====== Material for this exercise

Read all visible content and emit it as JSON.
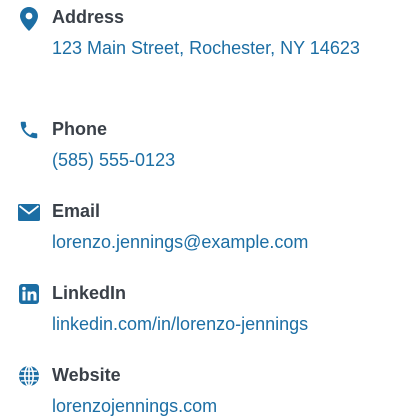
{
  "accent_color": "#1c6ea4",
  "label_color": "#3a4048",
  "contacts": {
    "address": {
      "icon": "map-pin-icon",
      "label": "Address",
      "value": "123 Main Street, Rochester, NY 14623"
    },
    "phone": {
      "icon": "phone-icon",
      "label": "Phone",
      "value": "(585) 555-0123"
    },
    "email": {
      "icon": "envelope-icon",
      "label": "Email",
      "value": "lorenzo.jennings@example.com"
    },
    "linkedin": {
      "icon": "linkedin-icon",
      "label": "LinkedIn",
      "value": "linkedin.com/in/lorenzo-jennings"
    },
    "website": {
      "icon": "globe-icon",
      "label": "Website",
      "value": "lorenzojennings.com"
    }
  }
}
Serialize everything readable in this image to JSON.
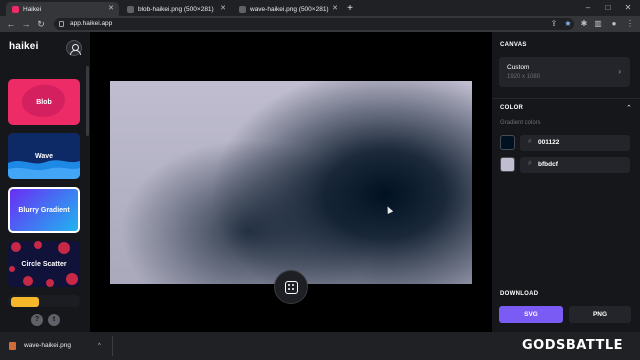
{
  "browser": {
    "tabs": [
      {
        "title": "Haikei",
        "active": true
      },
      {
        "title": "blob-haikei.png (500×281)",
        "active": false
      },
      {
        "title": "wave-haikei.png (500×281)",
        "active": false
      }
    ],
    "new_tab": "+",
    "url": "app.haikei.app",
    "nav": {
      "back": "←",
      "forward": "→",
      "reload": "↻"
    },
    "window": {
      "minimize": "–",
      "maximize": "□",
      "close": "✕"
    }
  },
  "sidebar": {
    "logo": "haikei",
    "generators": [
      {
        "label": "Blob",
        "color": "#ec2b67"
      },
      {
        "label": "Wave",
        "color": "#0d2a66"
      },
      {
        "label": "Blurry Gradient",
        "selected": true
      },
      {
        "label": "Circle Scatter",
        "color": "#10123a"
      }
    ],
    "help": "?",
    "twitter": "t"
  },
  "canvas_preview": {
    "colors": [
      "#001122",
      "#bfbdcf"
    ]
  },
  "panel": {
    "canvas_title": "CANVAS",
    "canvas_size_label": "Custom",
    "canvas_size_value": "1920 x 1080",
    "color_title": "COLOR",
    "gradient_label": "Gradient colors",
    "colors": [
      {
        "hash": "#",
        "hex": "001122",
        "swatch": "#001122"
      },
      {
        "hash": "#",
        "hex": "bfbdcf",
        "swatch": "#bfbdcf"
      }
    ],
    "download_title": "DOWNLOAD",
    "svg_button": "SVG",
    "png_button": "PNG",
    "accent": "#7a5cf5"
  },
  "downloads_bar": {
    "file": "wave-haikei.png",
    "chevron": "^"
  },
  "watermark": "GODSBATTLE"
}
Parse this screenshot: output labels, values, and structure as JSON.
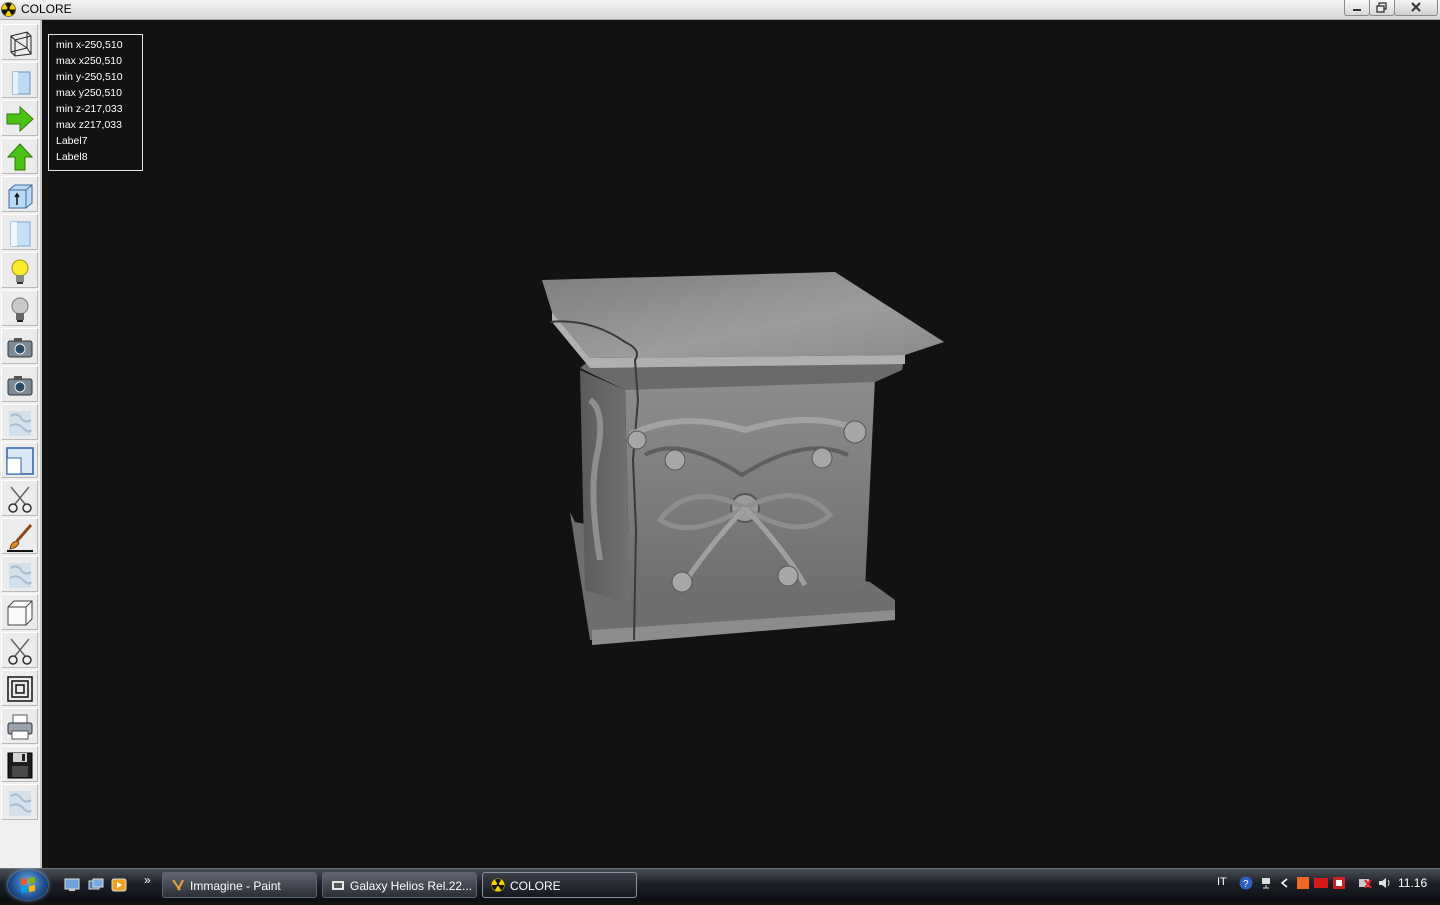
{
  "window": {
    "title": "COLORE",
    "buttons": [
      "minimize",
      "restore",
      "close"
    ]
  },
  "toolbar": {
    "tools": [
      "wireframe-cube-icon",
      "shaded-cube-icon",
      "arrow-right-icon",
      "arrow-up-icon",
      "cube-up-icon",
      "cylinder-icon",
      "lightbulb-on-icon",
      "lightbulb-off-icon",
      "camera-icon",
      "camera-2-icon",
      "texture-icon",
      "viewport-icon",
      "scissors-icon",
      "brush-icon",
      "texture-2-icon",
      "box-icon",
      "scissors-2-icon",
      "concentric-squares-icon",
      "printer-icon",
      "floppy-disk-icon",
      "texture-3-icon"
    ]
  },
  "info": {
    "lines": [
      "min x-250,510",
      "max x250,510",
      "min y-250,510",
      "max y250,510",
      "min z-217,033",
      "max z217,033",
      "Label7",
      "Label8"
    ]
  },
  "taskbar": {
    "tasks": [
      {
        "label": "Immagine - Paint"
      },
      {
        "label": "Galaxy Helios  Rel.22..."
      },
      {
        "label": "COLORE"
      }
    ],
    "language": "IT",
    "clock": "11.16"
  },
  "colors": {
    "viewport_bg": "#121212",
    "info_text": "#ffffff",
    "stone": "#808080"
  }
}
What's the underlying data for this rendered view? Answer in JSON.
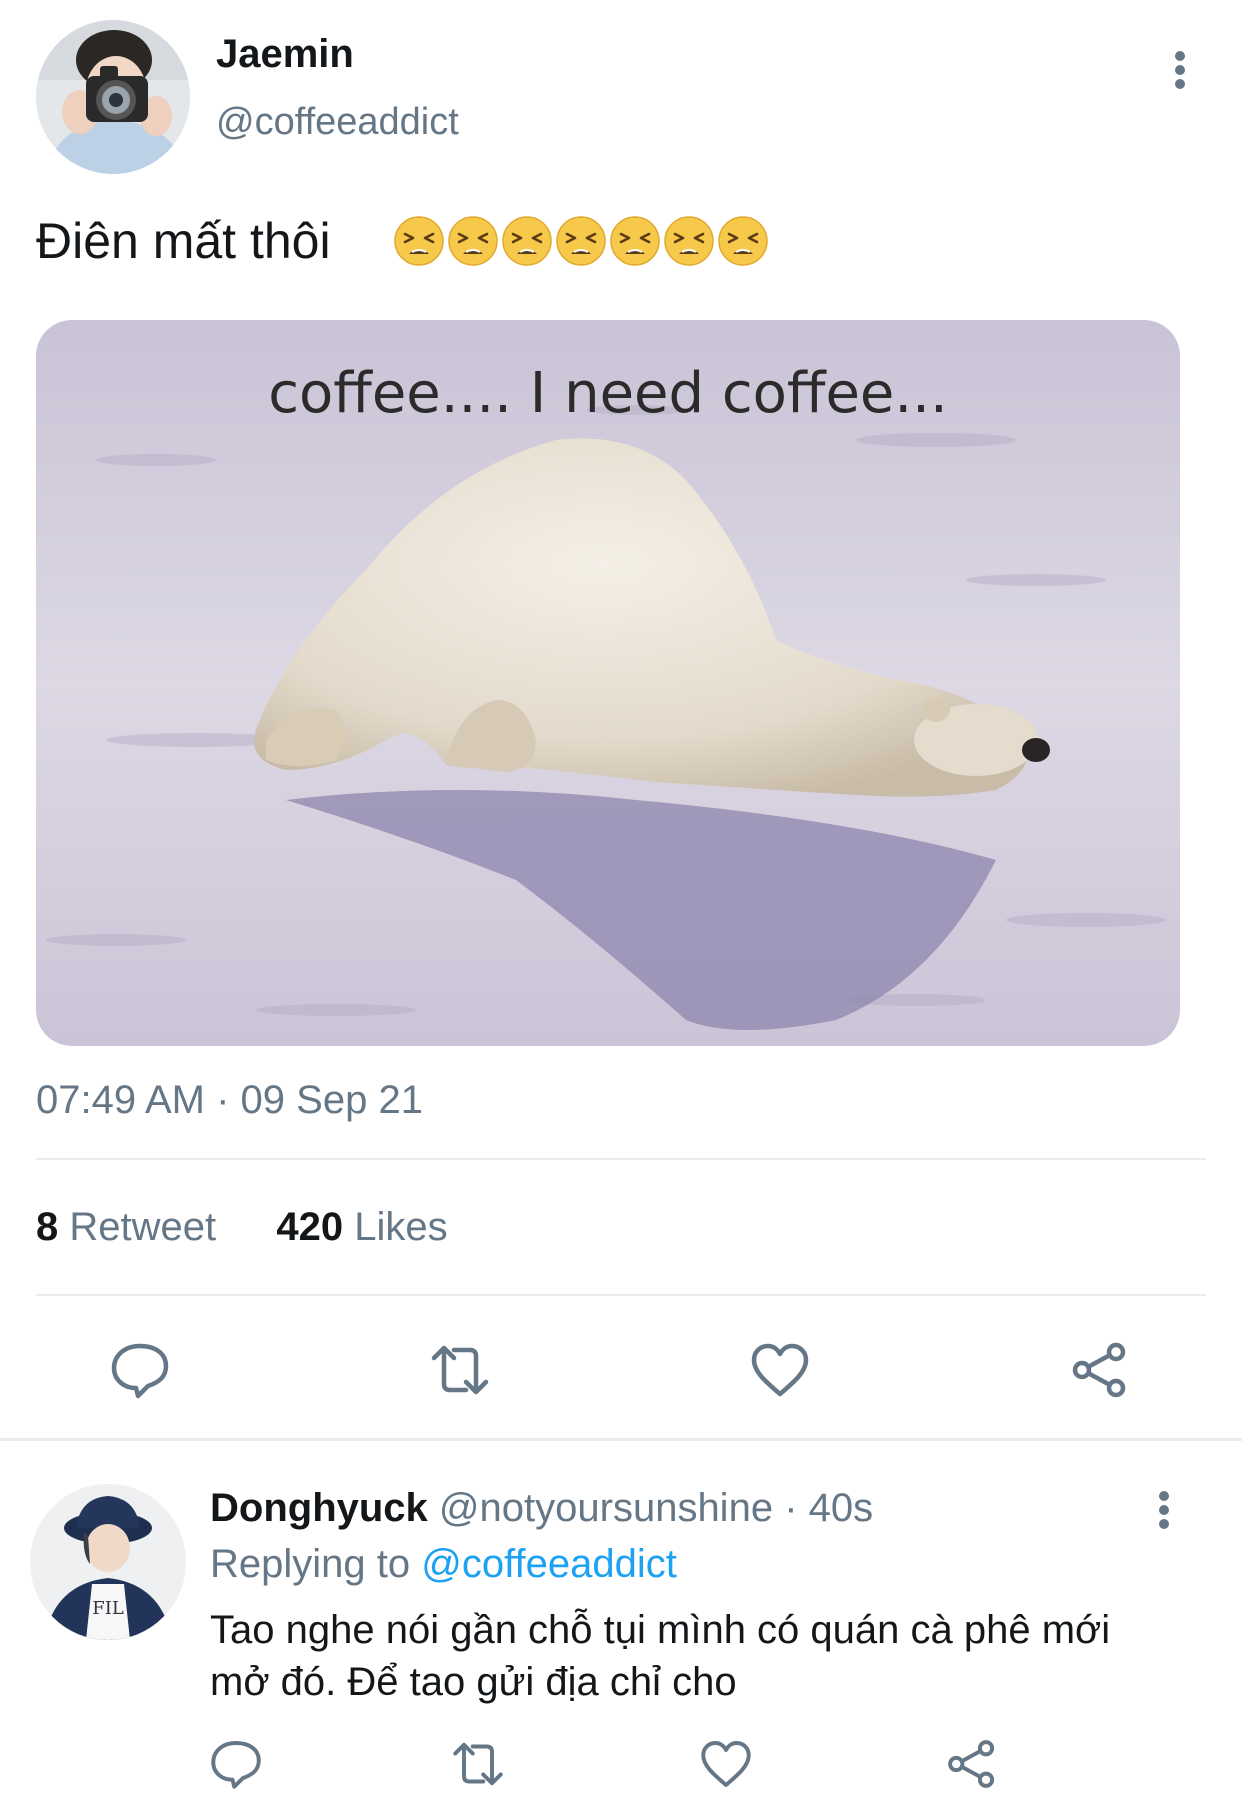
{
  "tweet": {
    "author_name": "Jaemin",
    "author_handle": "@coffeeaddict",
    "text": "Điên mất thôi",
    "emoji_count": 7,
    "emoji_icon": "tired-face-emoji",
    "image_caption": "coffee....  I need coffee...",
    "timestamp": "07:49 AM · 09 Sep 21",
    "retweet_count": "8",
    "retweet_label": "Retweet",
    "like_count": "420",
    "like_label": "Likes",
    "actions": [
      "reply-icon",
      "retweet-icon",
      "like-icon",
      "share-icon"
    ]
  },
  "reply": {
    "author_name": "Donghyuck",
    "author_handle": "@notyoursunshine",
    "time": "· 40s",
    "replying_prefix": "Replying to",
    "replying_to": "@coffeeaddict",
    "text": "Tao nghe nói gần chỗ tụi mình có quán cà phê mới mở đó. Để tao gửi địa chỉ cho",
    "actions": [
      "reply-icon",
      "retweet-icon",
      "like-icon",
      "share-icon"
    ]
  },
  "colors": {
    "text_primary": "#14171a",
    "text_secondary": "#657786",
    "link": "#1da1f2",
    "divider": "#e6ecf0",
    "icon": "#657786"
  }
}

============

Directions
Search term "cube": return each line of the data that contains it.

Task result
      "wireframe-cube-icon",
      "shaded-cube-icon",
      "cube-up-icon",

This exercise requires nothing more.